"Finally, it dawned on these great congressional geniuses that sending 800,000 U.S. workers home with no pay was going to have a ripple effect throughout the American economy that would mean a loss of $10 billion a week in economic activity.

"After the standoff ended, frustrated and befuddled, and faced with the lowest public-approval ratings in years, the GOP-led House began face-saving Oversight hearings that attempted to show that the Obama administration had somehow intentionally sabotaged the workings of the federal government to make the effects of a shutdown look worse than it was.

"Congressionally-directed spending is a way to help avoid this sort of lunacy. It gives members of Congress, on both sides if the aisle, a direct stake in the passage of Appropriations bills-- the bills that keep the government open-- by allowing them to designate specified portions of the spending in their home districts. It also provides a mechanism of control for House leaders who are trying to corral votes for other bills they are trying to pass. Since congressionally-designated spending was abolished in 2011, there have been several government shutdowns, first the 16-day 2013 shutdown over Obamacare, and most recently the 35-day 2018-19 Trump shutdown, also over Obamacare.

"I reject the argument that congressionally-directed spending is wasteful, pork-barreling, earmarks. It is true that in the past there were examples of abuses. The difference is that we can prohibit these grants from going to private companies, and we can provide mechanisms of transparency and accountability. We can require members of Congress to justify to the public why the money going to their districts is needed, and will be an effective use of federal funds. The way to avoid “Bridge to Nowhere” public projects is to add sunlight, and give the public a chance to stop them before they get started.

"Let’s not forget that Article I of the Constitution says Congress is to have the power of the purse. What we do now, in delegating that power to agencies of the executive branch, so that unelected bureaucrats can decide where federal money is spent, is a perversion of what the founders intended. I say let’s give Congress another chance to try harder to do its Constitutional duty, and get it right.

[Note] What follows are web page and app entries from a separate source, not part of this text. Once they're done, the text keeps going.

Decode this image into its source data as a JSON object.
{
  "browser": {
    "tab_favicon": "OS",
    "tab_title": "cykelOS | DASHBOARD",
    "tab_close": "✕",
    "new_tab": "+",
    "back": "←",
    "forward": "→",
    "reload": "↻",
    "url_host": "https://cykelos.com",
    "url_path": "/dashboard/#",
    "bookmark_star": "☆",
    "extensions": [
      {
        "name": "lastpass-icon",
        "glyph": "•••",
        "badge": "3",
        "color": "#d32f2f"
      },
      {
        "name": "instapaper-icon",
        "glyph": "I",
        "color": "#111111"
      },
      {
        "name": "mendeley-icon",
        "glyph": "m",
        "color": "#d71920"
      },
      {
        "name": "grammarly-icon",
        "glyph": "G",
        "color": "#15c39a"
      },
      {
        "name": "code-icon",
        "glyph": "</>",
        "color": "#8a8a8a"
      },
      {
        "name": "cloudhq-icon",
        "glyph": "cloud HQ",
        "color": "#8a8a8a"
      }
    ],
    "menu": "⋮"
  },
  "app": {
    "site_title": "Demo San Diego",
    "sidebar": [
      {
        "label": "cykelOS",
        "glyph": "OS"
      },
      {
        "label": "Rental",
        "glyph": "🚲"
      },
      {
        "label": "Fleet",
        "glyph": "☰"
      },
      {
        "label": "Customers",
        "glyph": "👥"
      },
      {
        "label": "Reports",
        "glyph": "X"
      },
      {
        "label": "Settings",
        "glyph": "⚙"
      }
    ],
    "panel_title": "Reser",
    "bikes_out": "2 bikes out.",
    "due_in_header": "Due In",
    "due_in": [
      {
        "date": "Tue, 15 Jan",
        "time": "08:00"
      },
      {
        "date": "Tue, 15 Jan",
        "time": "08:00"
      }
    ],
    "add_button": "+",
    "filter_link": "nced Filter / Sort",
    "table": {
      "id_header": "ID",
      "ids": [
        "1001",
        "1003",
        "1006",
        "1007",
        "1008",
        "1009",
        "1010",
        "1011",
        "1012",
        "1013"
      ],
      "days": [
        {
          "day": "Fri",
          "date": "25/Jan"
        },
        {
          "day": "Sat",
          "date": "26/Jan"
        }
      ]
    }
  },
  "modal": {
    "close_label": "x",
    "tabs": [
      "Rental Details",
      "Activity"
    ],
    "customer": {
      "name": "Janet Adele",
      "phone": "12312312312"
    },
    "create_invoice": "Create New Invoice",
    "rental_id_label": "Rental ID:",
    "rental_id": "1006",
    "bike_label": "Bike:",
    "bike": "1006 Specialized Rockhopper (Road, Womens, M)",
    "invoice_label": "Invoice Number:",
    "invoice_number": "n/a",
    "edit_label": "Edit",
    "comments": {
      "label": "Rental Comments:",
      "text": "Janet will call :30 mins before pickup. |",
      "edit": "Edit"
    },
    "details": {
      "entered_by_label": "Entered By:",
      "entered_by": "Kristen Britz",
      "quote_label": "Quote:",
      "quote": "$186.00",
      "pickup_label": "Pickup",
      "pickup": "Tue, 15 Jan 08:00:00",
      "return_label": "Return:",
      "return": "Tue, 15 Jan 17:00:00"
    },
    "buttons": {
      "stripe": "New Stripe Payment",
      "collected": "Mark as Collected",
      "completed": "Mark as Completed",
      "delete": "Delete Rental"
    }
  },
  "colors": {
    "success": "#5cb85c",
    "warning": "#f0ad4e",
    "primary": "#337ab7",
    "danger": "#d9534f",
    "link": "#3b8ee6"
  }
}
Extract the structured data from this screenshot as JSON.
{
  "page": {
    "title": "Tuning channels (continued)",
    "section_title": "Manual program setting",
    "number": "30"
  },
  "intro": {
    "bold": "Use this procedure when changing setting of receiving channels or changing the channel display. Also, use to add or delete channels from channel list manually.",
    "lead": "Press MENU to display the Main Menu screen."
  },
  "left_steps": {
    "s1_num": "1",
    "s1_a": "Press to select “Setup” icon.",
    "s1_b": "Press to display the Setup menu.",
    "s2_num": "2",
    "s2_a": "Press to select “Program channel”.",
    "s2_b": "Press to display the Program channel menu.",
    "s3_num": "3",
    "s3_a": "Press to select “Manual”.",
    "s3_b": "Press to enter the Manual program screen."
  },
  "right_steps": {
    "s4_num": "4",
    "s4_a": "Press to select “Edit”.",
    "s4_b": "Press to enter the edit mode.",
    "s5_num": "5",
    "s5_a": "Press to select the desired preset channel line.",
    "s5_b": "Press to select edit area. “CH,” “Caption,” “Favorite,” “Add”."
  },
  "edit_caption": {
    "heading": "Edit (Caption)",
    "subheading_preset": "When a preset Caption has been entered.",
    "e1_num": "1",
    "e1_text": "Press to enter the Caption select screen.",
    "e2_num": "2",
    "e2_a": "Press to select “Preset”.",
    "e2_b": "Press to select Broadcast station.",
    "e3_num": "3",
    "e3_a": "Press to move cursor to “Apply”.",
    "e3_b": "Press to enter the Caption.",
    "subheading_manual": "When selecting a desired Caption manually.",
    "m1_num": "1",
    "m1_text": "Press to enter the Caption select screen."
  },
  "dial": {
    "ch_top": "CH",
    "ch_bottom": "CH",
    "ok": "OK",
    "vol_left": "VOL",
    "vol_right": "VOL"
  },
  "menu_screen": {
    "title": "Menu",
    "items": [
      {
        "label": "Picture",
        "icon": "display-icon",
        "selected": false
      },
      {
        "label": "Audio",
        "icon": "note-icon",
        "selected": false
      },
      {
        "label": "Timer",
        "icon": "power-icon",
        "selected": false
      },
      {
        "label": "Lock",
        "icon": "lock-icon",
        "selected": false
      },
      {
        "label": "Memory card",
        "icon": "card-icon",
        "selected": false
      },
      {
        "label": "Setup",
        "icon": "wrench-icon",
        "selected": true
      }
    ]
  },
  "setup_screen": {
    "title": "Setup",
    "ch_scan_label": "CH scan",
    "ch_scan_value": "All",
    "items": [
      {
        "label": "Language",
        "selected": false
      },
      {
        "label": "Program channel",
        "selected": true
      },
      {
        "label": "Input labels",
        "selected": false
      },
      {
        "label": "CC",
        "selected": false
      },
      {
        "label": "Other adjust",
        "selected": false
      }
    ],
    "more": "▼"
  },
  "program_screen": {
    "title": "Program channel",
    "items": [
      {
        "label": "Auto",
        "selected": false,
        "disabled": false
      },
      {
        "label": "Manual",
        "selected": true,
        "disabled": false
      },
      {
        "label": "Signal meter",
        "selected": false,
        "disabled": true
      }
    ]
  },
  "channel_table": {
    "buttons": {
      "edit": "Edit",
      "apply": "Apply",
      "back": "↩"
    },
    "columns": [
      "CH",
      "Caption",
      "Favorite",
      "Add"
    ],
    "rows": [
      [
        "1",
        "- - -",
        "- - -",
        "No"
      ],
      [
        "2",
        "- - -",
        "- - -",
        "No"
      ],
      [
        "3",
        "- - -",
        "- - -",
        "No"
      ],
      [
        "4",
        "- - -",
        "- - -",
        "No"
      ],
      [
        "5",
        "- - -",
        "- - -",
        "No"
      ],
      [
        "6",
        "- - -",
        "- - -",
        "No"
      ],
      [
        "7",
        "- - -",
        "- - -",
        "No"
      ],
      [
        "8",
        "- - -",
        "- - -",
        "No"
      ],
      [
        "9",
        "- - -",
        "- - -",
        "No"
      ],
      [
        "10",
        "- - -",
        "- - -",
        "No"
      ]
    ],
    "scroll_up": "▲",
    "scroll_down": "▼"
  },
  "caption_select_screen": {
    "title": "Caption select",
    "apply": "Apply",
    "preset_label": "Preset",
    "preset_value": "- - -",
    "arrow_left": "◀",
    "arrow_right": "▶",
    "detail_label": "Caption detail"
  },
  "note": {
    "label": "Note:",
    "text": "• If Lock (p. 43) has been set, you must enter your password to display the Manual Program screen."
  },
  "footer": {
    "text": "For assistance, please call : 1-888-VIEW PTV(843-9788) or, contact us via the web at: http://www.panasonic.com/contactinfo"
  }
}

"It’s a proven technique to stop government shutdowns. It’s a great way to take power away from the imbeciles."